Another ongoing struggle for me is that my boundaries seem really fragile. At times, I feel like my sense of self is shattered and bits of me are lying everywhere. This is a very vulnerable and threatening feeling. Boundaries are what keep you intact as a person. They let you know where you end and others begin. Having a sense of boundaries helps you know you are in control of your own behaviour. Losing those boundaries can feel like you are flowing everywhere, like spilled milk.
When I lose my boundaries, I so want someone else to be able to understand how I feel and help me put all the pieces back together. But it also feels threatening for anyone else to come too close to me. I tend to dissociate a lot during these times, which is like spacing out and not really feeling like you’re inside your body.
While others can support me in re-establishing boundaries, it seems like it has to be an inside job. I need to regain the sense of control over my own behaviour. Grounding myself and being connected with my body is important. I need to be able to define what is safe for me. It can be a long process, over the course of weeks.
When my sense of self is unstable, it helps when people in my life are clear about their boundaries with me and keep them consistent. I feel more in control of my own behaviour when I know what others expect from me. For example, knowing that my therapy session will end at the same time every week is important because then I know I can’t do things to try and extend it. It may be hard for me in the moment when people set those boundaries, but it is better in the long term. Having a consistent routine in my life also gives me the feeling that life is predictable and helps me feel more secure.

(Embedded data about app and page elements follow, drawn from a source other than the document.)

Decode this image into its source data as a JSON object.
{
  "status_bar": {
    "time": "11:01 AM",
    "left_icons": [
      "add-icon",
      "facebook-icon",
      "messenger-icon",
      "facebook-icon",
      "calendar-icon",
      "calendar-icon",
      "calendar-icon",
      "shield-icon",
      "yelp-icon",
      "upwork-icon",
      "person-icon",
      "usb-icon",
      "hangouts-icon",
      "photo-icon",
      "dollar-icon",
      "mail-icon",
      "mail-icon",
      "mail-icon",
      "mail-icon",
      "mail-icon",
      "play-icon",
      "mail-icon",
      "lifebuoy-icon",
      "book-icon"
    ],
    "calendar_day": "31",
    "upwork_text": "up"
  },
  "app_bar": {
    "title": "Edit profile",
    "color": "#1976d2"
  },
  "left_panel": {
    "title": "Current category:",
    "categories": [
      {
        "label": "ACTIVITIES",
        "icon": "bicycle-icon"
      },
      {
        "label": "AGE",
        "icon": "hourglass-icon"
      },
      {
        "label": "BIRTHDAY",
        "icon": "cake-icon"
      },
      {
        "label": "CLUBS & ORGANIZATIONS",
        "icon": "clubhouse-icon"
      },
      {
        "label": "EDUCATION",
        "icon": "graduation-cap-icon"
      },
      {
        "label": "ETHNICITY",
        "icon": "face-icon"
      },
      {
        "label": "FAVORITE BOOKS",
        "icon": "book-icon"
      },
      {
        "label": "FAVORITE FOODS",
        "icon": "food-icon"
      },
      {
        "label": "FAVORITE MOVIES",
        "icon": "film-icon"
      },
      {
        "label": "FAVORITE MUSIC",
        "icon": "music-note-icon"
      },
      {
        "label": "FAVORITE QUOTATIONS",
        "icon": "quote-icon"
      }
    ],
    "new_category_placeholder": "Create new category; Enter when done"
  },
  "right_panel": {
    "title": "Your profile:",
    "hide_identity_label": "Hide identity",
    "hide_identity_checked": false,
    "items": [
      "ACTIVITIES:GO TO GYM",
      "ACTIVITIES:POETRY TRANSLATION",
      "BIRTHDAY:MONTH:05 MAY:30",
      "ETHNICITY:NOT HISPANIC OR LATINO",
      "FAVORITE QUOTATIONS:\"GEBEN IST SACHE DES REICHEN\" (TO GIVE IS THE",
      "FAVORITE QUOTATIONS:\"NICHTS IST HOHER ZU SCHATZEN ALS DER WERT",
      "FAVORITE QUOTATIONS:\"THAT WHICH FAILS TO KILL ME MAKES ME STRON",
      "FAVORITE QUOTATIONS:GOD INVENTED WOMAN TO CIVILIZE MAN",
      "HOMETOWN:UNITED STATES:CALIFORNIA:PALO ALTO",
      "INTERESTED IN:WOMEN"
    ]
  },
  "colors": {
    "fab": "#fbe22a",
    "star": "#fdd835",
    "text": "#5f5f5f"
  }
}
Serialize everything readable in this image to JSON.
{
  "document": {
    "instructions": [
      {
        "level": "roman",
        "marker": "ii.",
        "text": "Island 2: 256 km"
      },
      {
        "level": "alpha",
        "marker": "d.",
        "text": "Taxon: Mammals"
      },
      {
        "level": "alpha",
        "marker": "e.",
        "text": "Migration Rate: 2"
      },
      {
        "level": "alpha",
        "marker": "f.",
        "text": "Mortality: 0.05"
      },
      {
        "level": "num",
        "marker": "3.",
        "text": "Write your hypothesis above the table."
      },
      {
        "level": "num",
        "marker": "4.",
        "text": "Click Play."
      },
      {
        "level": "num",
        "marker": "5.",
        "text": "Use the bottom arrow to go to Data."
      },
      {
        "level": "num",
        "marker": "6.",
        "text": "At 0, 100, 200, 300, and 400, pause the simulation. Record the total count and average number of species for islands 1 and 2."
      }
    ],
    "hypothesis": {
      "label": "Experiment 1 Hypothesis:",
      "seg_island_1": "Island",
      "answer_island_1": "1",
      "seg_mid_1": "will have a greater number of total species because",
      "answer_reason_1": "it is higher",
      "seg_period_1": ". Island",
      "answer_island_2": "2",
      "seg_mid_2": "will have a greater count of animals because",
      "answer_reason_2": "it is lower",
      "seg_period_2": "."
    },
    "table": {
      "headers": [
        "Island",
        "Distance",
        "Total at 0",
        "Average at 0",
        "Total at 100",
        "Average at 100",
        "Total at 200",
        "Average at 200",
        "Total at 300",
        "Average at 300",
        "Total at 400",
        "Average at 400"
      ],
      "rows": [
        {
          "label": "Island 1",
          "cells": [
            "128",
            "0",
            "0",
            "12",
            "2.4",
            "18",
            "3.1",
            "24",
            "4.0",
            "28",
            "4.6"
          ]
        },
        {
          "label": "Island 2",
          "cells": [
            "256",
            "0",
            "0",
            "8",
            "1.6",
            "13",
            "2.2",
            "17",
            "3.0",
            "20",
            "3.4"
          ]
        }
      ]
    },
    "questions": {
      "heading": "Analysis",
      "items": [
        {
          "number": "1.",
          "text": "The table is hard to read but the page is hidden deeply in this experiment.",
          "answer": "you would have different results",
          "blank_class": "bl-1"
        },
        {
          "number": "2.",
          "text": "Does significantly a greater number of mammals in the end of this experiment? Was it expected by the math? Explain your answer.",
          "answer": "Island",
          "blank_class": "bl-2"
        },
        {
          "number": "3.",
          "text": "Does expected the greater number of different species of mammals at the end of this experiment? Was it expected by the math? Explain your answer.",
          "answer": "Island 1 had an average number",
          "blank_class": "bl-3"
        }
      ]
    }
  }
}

Another recurring theme to do with BPD is referred to in the Diagnostic and Statistical Manual of Mental Disorders (DSM) diagnostic criteria as, “chronic feelings of emptiness.”1 I think saying it that way makes it sound so benign. The actual experience is a lot more raw. It’s an intense kind of longing . . . as if someone you really love has died and you want them back terribly.
Even though I have created a support network for myself, sometimes I still struggle with a colossal sense of aloneness. It comes like a tidal wave and sweeps away all memory of connections to people. I may have seen someone an hour ago, but I can’t remember how it felt to be with them. This is a feeling that often leads to self-harm. Not so much the actual feeling, but the wish to avoid it or make it go away. Sometimes I self-harm to try and bring people closer so I won’t feel so empty.
The best ways I’ve found to deal with this feeling are to allow it, validate how I feel, cry and reach out to people when I can. Validation means telling myself that it makes sense to feel this way and that I have a valid reason for the emotion. It takes a lot of courage to experience such intense emptiness. But feeling things deeply also means I am capable of having really meaningful connections with people. I wouldn’t change that for anything.
About the author
Lisa Marie is recovering from BPD. She has her bachelor’s degree in psychology from Simon Fraser University. She has been an Information & Referral Volunteer with Vancouver Coastal Health for the past four years and a Consumer Contractor with the Walking to Wellness program at Midtown Mental Health Team
American Psychiatric Association. (2000). Diagnostic and statistical manual for mental disorders (4th ed., text revision). Washington, DC: Author.